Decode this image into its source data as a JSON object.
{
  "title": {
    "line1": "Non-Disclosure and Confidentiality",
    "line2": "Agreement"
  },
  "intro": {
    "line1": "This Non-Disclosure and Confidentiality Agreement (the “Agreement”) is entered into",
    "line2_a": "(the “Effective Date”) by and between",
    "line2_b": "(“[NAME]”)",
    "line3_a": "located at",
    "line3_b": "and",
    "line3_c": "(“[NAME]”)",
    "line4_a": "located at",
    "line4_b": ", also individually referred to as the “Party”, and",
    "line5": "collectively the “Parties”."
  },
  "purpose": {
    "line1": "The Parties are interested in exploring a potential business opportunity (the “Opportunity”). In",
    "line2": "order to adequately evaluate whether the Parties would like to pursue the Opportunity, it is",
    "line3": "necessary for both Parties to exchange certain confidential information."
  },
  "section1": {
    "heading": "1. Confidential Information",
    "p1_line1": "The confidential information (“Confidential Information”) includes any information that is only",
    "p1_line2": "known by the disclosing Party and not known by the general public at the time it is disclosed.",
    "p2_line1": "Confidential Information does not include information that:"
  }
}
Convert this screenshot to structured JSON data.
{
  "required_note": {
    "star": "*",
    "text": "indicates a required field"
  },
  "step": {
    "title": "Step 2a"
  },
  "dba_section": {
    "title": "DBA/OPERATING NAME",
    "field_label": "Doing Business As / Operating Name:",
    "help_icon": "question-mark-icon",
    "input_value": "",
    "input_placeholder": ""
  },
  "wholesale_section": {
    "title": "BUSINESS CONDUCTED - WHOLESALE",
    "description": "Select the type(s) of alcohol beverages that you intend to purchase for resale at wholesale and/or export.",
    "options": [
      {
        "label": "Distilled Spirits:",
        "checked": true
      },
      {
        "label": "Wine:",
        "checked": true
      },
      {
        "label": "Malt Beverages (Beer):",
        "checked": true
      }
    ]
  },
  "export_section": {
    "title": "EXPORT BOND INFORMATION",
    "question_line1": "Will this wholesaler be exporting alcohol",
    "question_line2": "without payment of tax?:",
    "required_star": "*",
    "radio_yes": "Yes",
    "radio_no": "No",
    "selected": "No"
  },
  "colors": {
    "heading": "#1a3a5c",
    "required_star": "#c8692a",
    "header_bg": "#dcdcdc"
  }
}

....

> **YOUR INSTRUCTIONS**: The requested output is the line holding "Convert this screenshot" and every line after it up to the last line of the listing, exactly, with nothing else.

> **TASK ANSWER**:
Convert this screenshot to structured JSON data.
{
  "required_note": {
    "star": "*",
    "text": "indicates a required field"
  },
  "step": {
    "title": "Step 2a"
  },
  "dba_section": {
    "title": "DBA/OPERATING NAME",
    "field_label": "Doing Business As / Operating Name:",
    "help_icon": "question-mark-icon",
    "input_value": "",
    "input_placeholder": ""
  },
  "wholesale_section": {
    "title": "BUSINESS CONDUCTED - WHOLESALE",
    "description": "Select the type(s) of alcohol beverages that you intend to purchase for resale at wholesale and/or export.",
    "options": [
      {
        "label": "Distilled Spirits:",
        "checked": true
      },
      {
        "label": "Wine:",
        "checked": true
      },
      {
        "label": "Malt Beverages (Beer):",
        "checked": true
      }
    ]
  },
  "export_section": {
    "title": "EXPORT BOND INFORMATION",
    "question_line1": "Will this wholesaler be exporting alcohol",
    "question_line2": "without payment of tax?:",
    "required_star": "*",
    "radio_yes": "Yes",
    "radio_no": "No",
    "selected": "No"
  },
  "colors": {
    "heading": "#1a3a5c",
    "required_star": "#c8692a",
    "header_bg": "#dcdcdc"
  }
}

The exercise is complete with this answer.